Excerpts from an interface dataset
+---+

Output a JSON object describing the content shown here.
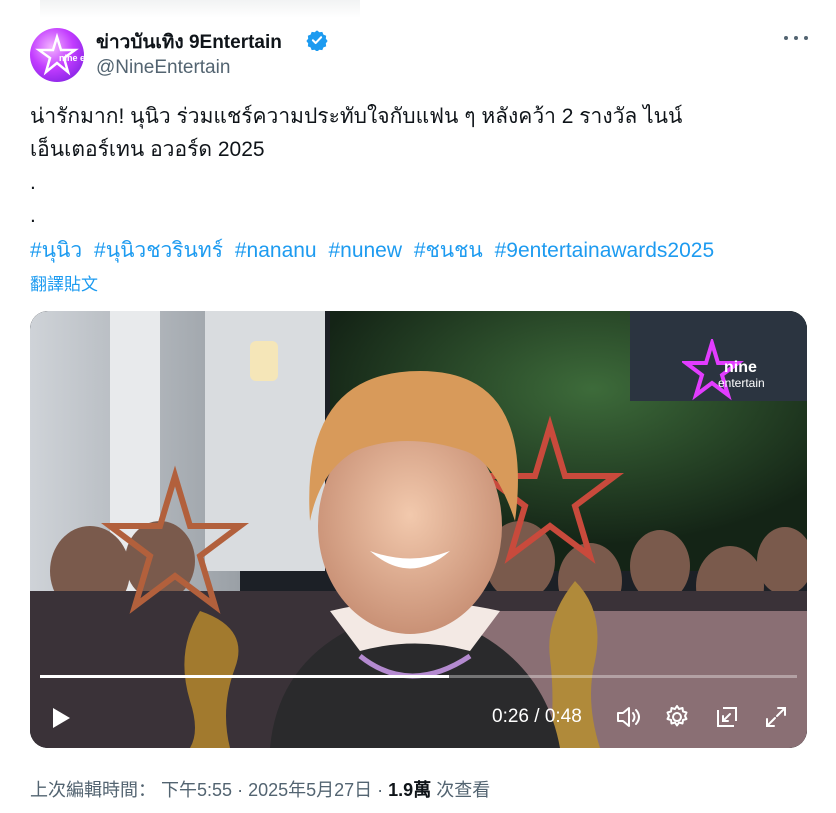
{
  "author": {
    "display_name": "ข่าวบันเทิง 9Entertain",
    "handle": "@NineEntertain",
    "verified": true,
    "avatar_text": "nine entertain"
  },
  "menu": {
    "more_icon": "more-horizontal-icon"
  },
  "tweet": {
    "lines": [
      "น่ารักมาก! นุนิว ร่วมแชร์ความประทับใจกับแฟน ๆ หลังคว้า 2 รางวัล ไนน์",
      "เอ็นเตอร์เทน อวอร์ด 2025",
      ".",
      "."
    ],
    "hashtags": [
      "#นุนิว",
      "#นุนิวชวรินทร์",
      "#nananu",
      "#nunew",
      "#ชนชน",
      "#9entertainawards2025"
    ],
    "translate_label": "翻譯貼文"
  },
  "video": {
    "watermark_line1": "nine",
    "watermark_line2": "entertain",
    "current_time": "0:26",
    "duration": "0:48",
    "time_display": "0:26 / 0:48",
    "progress": 0.54,
    "controls": [
      "play-icon",
      "volume-icon",
      "settings-icon",
      "picture-in-picture-icon",
      "fullscreen-icon"
    ]
  },
  "footer": {
    "edited_label": "上次編輯時間：",
    "time": "下午5:55",
    "date": "2025年5月27日",
    "views_count": "1.9萬",
    "views_label": "次查看"
  },
  "colors": {
    "link": "#1d9bf0",
    "secondary": "#536471",
    "text": "#0f1419"
  }
}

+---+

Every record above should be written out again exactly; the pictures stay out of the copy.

Output a JSON object describing the content shown here.
{
  "author": {
    "display_name": "ข่าวบันเทิง 9Entertain",
    "handle": "@NineEntertain",
    "verified": true,
    "avatar_text": "nine entertain"
  },
  "menu": {
    "more_icon": "more-horizontal-icon"
  },
  "tweet": {
    "lines": [
      "น่ารักมาก! นุนิว ร่วมแชร์ความประทับใจกับแฟน ๆ หลังคว้า 2 รางวัล ไนน์",
      "เอ็นเตอร์เทน อวอร์ด 2025",
      ".",
      "."
    ],
    "hashtags": [
      "#นุนิว",
      "#นุนิวชวรินทร์",
      "#nananu",
      "#nunew",
      "#ชนชน",
      "#9entertainawards2025"
    ],
    "translate_label": "翻譯貼文"
  },
  "video": {
    "watermark_line1": "nine",
    "watermark_line2": "entertain",
    "current_time": "0:26",
    "duration": "0:48",
    "time_display": "0:26 / 0:48",
    "progress": 0.54,
    "controls": [
      "play-icon",
      "volume-icon",
      "settings-icon",
      "picture-in-picture-icon",
      "fullscreen-icon"
    ]
  },
  "footer": {
    "edited_label": "上次編輯時間：",
    "time": "下午5:55",
    "date": "2025年5月27日",
    "views_count": "1.9萬",
    "views_label": "次查看"
  },
  "colors": {
    "link": "#1d9bf0",
    "secondary": "#536471",
    "text": "#0f1419"
  }
}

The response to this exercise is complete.